Because the above method takes quite a while to complete, and I do not have a large mortar and pestle, I use a blender (instructions are below).  Some use a processor to accomplish this goal.  If you choose to use a food processor, you must grate the garlic with a microplane first to maximize its oil absoption, then place it in the food processor with the salt.  If you let the food processor do the garlic chopping, it will not come to the desired mayonnaise like consistency at the end.  After which, place the oil in the feeding tube insert.  As the oil slowly drizzles into the processing garlic, it will begin to achieve the desired result.  However …

In this case, I much PREFER to use a blender, as it is much faster and fool proof.  Place the garlic, salt, oil, and lemon juice in the blender and let it go.  Allow to blend for about 2 minutes, or when you see a solid mayonnaise like consistency to the garlic dip.  In other words, the components may need to be blended for a longer or a shorter amount of time, depending on the blender.  Once the desired consistency is achieved, place the garlic dip in a bowl, cover, and put in the refrigerator for about 30 minutes before serving with your amazing chicken.


1 Garlic head
Pinch of Salt
4 cups Grape Seed Oil or Vegetable Oil
1/2 cup Extra Virgin Olive Oil
1/2 Lemon – juiced
1 cup Veganaise or Mayonnaise

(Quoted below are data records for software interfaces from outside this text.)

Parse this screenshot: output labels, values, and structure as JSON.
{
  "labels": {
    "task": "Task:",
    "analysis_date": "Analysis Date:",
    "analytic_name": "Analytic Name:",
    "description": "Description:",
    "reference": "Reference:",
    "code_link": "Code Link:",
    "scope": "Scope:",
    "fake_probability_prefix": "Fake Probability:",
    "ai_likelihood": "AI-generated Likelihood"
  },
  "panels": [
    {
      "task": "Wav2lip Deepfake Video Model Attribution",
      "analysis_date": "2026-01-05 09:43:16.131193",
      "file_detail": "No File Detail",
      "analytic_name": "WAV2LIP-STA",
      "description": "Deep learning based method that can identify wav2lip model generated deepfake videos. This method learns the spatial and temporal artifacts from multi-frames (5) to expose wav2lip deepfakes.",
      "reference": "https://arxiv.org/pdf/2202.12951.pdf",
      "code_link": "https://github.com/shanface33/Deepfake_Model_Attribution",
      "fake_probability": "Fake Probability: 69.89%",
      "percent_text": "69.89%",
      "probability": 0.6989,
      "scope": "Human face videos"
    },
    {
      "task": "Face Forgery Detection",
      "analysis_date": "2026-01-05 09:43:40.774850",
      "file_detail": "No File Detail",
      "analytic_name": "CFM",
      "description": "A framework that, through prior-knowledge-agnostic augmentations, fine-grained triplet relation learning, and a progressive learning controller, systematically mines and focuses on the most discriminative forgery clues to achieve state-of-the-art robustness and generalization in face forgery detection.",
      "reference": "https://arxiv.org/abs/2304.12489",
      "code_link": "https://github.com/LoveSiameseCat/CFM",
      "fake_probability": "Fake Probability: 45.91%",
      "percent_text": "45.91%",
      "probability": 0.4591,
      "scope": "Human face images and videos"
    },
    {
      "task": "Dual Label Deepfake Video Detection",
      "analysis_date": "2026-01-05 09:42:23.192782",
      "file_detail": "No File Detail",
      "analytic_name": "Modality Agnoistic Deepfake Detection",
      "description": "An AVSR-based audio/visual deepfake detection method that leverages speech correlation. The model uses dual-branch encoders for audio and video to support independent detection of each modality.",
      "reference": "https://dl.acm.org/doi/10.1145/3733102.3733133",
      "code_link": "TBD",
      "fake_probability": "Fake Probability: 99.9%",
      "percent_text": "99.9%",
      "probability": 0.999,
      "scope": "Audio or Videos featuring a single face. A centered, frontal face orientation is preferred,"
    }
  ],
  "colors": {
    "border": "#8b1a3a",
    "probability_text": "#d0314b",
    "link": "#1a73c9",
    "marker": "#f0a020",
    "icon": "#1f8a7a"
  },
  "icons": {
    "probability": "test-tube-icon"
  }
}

Follow the method in the instructions above by using a blender or a food processor to achieve the desired emulsion from blending the garlic, oil, lemon juice, and salt.  If the resulting garlic dip is very strong in flavor, add a cup (or however much you desire) of veganaise or mayonnaise and mix well.  This should yield a mild garlic dip to accompany your delicious chicken or whatever wonderful meal you made.  I know that most of my family and friends prefer this mild dip.  I, however, prefer “The Brave” one.